Task brief = Within the records below, filter for lines carrying the word "hidden" and copy them.

Recorded data =
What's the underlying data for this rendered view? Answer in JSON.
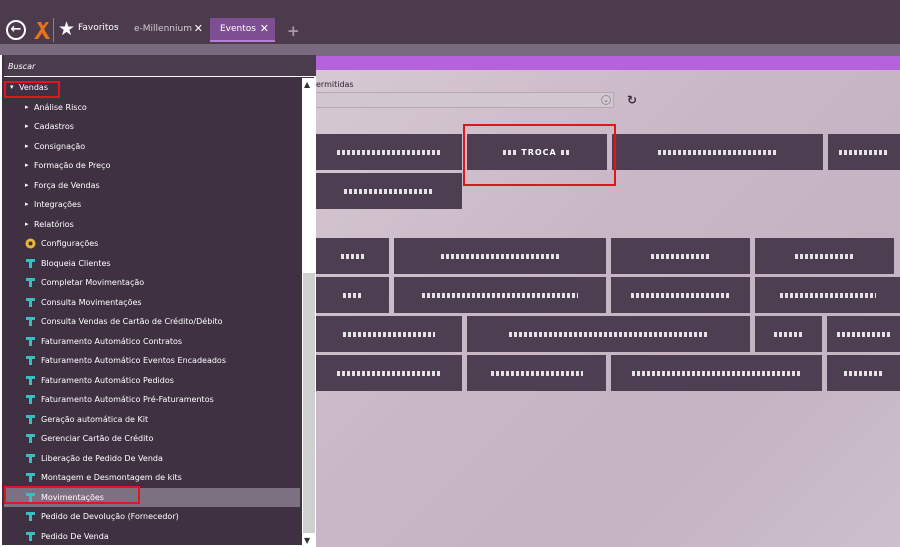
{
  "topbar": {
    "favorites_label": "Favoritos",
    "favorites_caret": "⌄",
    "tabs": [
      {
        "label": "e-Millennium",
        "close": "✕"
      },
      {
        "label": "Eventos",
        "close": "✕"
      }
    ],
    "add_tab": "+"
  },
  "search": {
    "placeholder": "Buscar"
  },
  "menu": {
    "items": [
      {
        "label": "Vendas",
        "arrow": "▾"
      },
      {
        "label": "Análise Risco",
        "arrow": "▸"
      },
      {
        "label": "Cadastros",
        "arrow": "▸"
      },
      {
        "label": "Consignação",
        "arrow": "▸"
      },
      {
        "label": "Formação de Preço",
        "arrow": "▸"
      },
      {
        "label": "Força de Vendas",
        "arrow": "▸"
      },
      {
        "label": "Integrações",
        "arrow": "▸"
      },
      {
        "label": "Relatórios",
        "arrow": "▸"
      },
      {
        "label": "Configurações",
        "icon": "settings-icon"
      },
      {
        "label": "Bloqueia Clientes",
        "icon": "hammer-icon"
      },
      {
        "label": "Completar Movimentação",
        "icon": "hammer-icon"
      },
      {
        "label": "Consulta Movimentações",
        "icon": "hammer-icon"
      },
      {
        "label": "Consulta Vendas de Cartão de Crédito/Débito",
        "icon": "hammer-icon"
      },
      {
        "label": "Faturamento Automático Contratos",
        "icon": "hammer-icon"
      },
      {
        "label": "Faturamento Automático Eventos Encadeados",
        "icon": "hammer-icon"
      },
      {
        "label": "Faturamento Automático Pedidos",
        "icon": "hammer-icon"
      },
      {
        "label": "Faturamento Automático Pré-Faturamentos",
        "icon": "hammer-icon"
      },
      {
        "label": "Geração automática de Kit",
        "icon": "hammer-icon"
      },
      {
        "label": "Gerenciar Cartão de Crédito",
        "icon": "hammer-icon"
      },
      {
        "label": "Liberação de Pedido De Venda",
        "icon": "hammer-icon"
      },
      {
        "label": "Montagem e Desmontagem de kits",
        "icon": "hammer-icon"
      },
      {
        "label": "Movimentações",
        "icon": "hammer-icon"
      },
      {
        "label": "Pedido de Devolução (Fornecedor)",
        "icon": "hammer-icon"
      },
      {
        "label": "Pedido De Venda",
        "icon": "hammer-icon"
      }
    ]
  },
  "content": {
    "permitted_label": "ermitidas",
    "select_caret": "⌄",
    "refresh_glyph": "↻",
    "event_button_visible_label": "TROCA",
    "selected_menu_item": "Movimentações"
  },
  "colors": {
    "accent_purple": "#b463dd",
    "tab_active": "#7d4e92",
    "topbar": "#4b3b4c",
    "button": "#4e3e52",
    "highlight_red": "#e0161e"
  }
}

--

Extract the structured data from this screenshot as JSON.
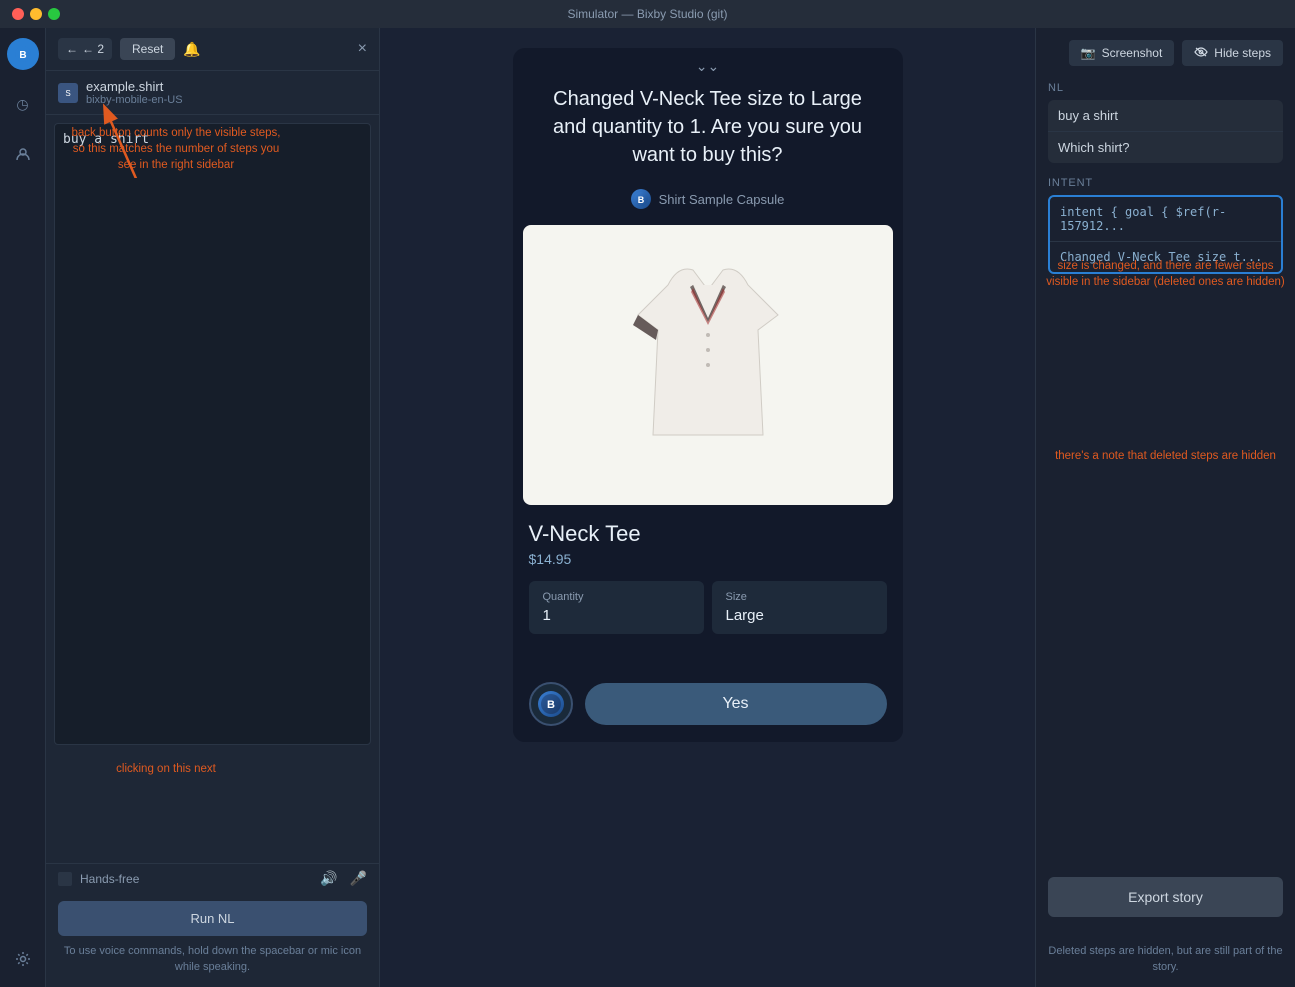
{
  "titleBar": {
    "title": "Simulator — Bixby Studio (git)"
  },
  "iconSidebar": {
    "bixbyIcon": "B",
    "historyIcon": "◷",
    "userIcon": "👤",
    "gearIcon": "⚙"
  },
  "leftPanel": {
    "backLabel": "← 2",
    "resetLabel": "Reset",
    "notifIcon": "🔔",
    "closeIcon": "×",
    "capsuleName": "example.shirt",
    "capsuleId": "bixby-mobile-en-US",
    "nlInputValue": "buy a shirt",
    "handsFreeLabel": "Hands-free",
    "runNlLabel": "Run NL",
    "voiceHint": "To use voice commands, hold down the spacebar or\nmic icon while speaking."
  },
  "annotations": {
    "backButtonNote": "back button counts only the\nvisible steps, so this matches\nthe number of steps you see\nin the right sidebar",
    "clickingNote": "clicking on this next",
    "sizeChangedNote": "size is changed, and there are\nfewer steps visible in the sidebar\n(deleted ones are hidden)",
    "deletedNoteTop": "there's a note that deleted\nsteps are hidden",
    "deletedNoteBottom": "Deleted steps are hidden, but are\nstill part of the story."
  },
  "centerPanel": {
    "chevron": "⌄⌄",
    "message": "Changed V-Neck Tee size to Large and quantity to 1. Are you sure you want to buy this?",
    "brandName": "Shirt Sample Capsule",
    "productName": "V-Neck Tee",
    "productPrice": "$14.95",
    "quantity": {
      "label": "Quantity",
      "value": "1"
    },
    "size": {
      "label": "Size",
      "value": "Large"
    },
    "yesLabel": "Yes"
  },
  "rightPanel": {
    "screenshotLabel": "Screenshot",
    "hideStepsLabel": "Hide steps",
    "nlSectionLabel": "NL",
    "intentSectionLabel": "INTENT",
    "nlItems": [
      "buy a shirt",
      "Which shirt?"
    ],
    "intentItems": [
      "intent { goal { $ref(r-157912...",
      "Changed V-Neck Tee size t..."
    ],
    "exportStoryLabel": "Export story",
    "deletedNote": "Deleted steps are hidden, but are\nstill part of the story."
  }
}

Answer box =
    "sizeChangedNote": "size is changed, and there are\nfewer steps visible in the sidebar\n(deleted ones are hidden)",
    "deletedNoteTop": "there's a note that deleted\nsteps are hidden",
    "deletedNoteBottom": "Deleted steps are hidden, but are\nstill part of the story."
    "deletedNote": "Deleted steps are hidden, but are\nstill part of the story."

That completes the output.